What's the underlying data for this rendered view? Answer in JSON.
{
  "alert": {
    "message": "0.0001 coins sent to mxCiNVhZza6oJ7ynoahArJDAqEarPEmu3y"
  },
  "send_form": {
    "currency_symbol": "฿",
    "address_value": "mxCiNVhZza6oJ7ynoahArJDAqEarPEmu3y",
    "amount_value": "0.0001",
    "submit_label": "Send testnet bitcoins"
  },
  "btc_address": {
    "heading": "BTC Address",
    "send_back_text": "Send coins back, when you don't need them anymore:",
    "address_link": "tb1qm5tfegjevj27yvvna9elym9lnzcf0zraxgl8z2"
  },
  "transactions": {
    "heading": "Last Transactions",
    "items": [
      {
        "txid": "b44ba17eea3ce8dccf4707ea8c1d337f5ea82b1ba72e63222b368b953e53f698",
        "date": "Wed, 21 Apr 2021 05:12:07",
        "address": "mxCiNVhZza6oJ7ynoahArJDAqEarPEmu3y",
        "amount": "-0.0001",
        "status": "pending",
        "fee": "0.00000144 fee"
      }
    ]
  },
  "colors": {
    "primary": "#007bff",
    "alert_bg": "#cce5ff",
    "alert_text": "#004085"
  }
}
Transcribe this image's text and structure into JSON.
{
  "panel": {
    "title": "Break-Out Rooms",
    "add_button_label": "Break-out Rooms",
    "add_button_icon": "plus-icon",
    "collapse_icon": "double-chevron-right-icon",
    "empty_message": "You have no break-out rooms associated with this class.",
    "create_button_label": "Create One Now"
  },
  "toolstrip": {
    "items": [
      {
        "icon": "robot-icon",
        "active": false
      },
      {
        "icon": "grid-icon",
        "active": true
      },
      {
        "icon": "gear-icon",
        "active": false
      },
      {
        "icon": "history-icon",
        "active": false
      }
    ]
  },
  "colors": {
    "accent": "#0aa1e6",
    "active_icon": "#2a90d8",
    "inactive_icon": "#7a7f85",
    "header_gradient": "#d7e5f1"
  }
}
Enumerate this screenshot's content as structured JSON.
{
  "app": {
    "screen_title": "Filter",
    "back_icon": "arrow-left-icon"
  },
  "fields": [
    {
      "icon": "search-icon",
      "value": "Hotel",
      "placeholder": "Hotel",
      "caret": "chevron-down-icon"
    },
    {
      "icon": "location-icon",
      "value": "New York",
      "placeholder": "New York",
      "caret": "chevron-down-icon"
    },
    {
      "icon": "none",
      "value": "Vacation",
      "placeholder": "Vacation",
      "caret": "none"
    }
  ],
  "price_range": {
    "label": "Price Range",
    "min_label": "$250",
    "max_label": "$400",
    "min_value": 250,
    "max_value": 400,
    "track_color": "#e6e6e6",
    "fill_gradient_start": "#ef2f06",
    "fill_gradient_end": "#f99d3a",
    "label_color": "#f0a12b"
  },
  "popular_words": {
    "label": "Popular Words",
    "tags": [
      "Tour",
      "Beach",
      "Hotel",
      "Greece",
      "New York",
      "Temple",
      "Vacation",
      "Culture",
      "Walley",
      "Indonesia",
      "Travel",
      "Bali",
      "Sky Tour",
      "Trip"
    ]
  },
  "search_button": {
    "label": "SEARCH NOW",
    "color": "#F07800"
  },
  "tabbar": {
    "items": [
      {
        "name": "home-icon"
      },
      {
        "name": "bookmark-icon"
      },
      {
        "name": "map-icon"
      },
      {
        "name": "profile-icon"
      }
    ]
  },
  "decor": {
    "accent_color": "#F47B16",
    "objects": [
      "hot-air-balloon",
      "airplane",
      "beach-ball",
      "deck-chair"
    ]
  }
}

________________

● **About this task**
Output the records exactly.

● **Answer to the exercise**
What's the underlying data for this rendered view? Answer in JSON.
{
  "alert": {
    "message": "0.0001 coins sent to mxCiNVhZza6oJ7ynoahArJDAqEarPEmu3y"
  },
  "send_form": {
    "currency_symbol": "฿",
    "address_value": "mxCiNVhZza6oJ7ynoahArJDAqEarPEmu3y",
    "amount_value": "0.0001",
    "submit_label": "Send testnet bitcoins"
  },
  "btc_address": {
    "heading": "BTC Address",
    "send_back_text": "Send coins back, when you don't need them anymore:",
    "address_link": "tb1qm5tfegjevj27yvvna9elym9lnzcf0zraxgl8z2"
  },
  "transactions": {
    "heading": "Last Transactions",
    "items": [
      {
        "txid": "b44ba17eea3ce8dccf4707ea8c1d337f5ea82b1ba72e63222b368b953e53f698",
        "date": "Wed, 21 Apr 2021 05:12:07",
        "address": "mxCiNVhZza6oJ7ynoahArJDAqEarPEmu3y",
        "amount": "-0.0001",
        "status": "pending",
        "fee": "0.00000144 fee"
      }
    ]
  },
  "colors": {
    "primary": "#007bff",
    "alert_bg": "#cce5ff",
    "alert_text": "#004085"
  }
}
Transcribe this image's text and structure into JSON.
{
  "panel": {
    "title": "Break-Out Rooms",
    "add_button_label": "Break-out Rooms",
    "add_button_icon": "plus-icon",
    "collapse_icon": "double-chevron-right-icon",
    "empty_message": "You have no break-out rooms associated with this class.",
    "create_button_label": "Create One Now"
  },
  "toolstrip": {
    "items": [
      {
        "icon": "robot-icon",
        "active": false
      },
      {
        "icon": "grid-icon",
        "active": true
      },
      {
        "icon": "gear-icon",
        "active": false
      },
      {
        "icon": "history-icon",
        "active": false
      }
    ]
  },
  "colors": {
    "accent": "#0aa1e6",
    "active_icon": "#2a90d8",
    "inactive_icon": "#7a7f85",
    "header_gradient": "#d7e5f1"
  }
}
Enumerate this screenshot's content as structured JSON.
{
  "app": {
    "screen_title": "Filter",
    "back_icon": "arrow-left-icon"
  },
  "fields": [
    {
      "icon": "search-icon",
      "value": "Hotel",
      "placeholder": "Hotel",
      "caret": "chevron-down-icon"
    },
    {
      "icon": "location-icon",
      "value": "New York",
      "placeholder": "New York",
      "caret": "chevron-down-icon"
    },
    {
      "icon": "none",
      "value": "Vacation",
      "placeholder": "Vacation",
      "caret": "none"
    }
  ],
  "price_range": {
    "label": "Price Range",
    "min_label": "$250",
    "max_label": "$400",
    "min_value": 250,
    "max_value": 400,
    "track_color": "#e6e6e6",
    "fill_gradient_start": "#ef2f06",
    "fill_gradient_end": "#f99d3a",
    "label_color": "#f0a12b"
  },
  "popular_words": {
    "label": "Popular Words",
    "tags": [
      "Tour",
      "Beach",
      "Hotel",
      "Greece",
      "New York",
      "Temple",
      "Vacation",
      "Culture",
      "Walley",
      "Indonesia",
      "Travel",
      "Bali",
      "Sky Tour",
      "Trip"
    ]
  },
  "search_button": {
    "label": "SEARCH NOW",
    "color": "#F07800"
  },
  "tabbar": {
    "items": [
      {
        "name": "home-icon"
      },
      {
        "name": "bookmark-icon"
      },
      {
        "name": "map-icon"
      },
      {
        "name": "profile-icon"
      }
    ]
  },
  "decor": {
    "accent_color": "#F47B16",
    "objects": [
      "hot-air-balloon",
      "airplane",
      "beach-ball",
      "deck-chair"
    ]
  }
}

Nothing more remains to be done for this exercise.